- Opening Delimiter -
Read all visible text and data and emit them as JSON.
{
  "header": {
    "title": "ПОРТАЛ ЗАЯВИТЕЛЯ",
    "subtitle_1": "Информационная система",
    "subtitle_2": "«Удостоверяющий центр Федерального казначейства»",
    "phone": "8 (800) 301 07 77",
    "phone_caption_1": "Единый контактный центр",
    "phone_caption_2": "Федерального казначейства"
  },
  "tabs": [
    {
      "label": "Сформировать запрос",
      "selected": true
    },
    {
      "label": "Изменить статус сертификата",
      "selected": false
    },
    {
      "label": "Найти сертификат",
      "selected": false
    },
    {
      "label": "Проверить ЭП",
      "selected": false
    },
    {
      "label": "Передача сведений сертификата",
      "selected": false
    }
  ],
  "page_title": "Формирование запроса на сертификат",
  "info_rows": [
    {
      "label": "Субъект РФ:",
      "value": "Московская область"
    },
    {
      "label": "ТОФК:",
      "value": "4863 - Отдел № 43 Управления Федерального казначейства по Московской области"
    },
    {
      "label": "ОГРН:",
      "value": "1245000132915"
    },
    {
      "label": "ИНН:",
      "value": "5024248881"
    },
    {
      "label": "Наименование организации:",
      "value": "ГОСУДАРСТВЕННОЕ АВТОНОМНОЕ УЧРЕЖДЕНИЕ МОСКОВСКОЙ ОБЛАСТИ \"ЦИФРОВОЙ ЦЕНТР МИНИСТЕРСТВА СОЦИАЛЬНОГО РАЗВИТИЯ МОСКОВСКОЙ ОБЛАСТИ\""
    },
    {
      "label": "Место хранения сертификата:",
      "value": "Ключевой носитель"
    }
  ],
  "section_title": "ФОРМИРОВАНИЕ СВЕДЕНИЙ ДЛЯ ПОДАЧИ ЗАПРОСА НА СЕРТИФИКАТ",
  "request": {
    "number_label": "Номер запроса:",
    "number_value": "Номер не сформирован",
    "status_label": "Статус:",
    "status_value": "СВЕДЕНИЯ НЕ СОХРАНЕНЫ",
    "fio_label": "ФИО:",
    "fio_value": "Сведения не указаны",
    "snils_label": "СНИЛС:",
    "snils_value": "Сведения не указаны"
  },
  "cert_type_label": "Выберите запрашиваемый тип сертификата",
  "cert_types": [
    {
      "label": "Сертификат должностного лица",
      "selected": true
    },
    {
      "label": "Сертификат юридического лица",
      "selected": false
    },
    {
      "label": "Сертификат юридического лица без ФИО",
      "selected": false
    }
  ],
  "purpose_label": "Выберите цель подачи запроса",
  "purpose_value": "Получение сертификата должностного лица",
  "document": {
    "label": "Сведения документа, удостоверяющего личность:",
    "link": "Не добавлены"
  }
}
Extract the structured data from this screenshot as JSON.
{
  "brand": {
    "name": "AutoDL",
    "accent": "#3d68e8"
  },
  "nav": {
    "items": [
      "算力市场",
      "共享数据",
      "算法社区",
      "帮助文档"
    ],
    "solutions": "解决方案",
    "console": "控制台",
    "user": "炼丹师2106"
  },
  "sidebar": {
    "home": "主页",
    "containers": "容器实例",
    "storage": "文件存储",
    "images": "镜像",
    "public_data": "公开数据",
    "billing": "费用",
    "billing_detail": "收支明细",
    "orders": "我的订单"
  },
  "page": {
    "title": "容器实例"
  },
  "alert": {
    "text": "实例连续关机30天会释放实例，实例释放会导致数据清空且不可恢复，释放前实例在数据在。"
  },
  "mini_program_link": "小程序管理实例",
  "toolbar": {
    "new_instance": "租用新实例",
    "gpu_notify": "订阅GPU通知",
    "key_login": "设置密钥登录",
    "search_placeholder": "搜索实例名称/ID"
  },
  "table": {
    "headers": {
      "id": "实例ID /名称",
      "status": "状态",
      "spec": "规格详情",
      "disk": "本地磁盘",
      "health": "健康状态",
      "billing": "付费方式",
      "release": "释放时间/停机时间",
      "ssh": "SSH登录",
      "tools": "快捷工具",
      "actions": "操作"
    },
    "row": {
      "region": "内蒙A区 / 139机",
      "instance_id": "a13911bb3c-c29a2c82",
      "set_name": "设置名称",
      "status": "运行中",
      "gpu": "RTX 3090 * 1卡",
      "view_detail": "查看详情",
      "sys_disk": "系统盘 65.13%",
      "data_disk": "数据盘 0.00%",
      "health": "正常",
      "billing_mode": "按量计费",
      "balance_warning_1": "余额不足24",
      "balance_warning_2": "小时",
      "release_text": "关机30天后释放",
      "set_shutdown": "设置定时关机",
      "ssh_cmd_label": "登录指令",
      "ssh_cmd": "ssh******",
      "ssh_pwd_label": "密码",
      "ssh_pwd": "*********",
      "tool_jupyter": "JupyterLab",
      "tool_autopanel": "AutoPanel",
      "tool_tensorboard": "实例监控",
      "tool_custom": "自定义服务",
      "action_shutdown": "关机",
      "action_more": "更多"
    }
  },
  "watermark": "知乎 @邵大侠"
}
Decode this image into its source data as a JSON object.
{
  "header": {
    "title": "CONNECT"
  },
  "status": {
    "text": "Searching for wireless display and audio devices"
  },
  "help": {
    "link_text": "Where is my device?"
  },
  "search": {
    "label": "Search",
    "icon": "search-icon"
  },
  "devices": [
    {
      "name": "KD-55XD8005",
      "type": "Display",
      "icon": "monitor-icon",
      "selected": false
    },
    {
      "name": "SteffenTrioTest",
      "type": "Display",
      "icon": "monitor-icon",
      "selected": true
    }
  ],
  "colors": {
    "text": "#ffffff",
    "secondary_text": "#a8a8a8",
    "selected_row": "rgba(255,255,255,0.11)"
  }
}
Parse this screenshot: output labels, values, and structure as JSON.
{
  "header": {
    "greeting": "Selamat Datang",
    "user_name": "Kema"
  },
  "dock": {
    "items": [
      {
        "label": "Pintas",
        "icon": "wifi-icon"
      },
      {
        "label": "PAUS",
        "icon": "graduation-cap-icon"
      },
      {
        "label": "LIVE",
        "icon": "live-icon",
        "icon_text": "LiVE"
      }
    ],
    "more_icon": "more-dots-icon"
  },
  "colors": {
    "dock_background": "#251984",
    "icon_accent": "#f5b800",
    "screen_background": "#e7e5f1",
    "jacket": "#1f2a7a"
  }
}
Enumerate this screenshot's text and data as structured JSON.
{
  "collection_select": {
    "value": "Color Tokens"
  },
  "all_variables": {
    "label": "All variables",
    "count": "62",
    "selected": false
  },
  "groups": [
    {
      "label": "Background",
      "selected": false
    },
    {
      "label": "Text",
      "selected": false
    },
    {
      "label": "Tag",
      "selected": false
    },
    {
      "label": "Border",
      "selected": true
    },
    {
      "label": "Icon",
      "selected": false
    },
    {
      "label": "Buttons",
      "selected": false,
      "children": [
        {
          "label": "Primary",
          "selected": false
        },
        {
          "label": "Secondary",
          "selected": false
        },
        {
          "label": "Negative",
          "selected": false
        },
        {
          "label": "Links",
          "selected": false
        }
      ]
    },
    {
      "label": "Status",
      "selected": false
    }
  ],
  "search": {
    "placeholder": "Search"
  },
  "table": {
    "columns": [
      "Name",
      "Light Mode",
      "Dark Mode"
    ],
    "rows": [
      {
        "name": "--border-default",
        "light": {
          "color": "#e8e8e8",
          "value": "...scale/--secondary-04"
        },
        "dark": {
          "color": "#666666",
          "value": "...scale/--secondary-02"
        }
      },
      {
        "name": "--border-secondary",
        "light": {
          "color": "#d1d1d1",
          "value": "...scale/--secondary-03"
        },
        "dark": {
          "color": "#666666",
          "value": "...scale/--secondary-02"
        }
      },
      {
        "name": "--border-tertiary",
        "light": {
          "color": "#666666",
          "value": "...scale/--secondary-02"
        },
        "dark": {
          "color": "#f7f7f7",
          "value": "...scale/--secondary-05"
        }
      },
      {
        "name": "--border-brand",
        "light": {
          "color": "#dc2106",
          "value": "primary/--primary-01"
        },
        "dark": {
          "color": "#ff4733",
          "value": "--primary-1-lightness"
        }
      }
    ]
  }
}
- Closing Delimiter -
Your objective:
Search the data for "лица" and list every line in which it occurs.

Exercise solution:
      "label": "Сертификат должностного лица",
      "label": "Сертификат юридического лица",
      "label": "Сертификат юридического лица без ФИО",
  "purpose_value": "Получение сертификата должностного лица",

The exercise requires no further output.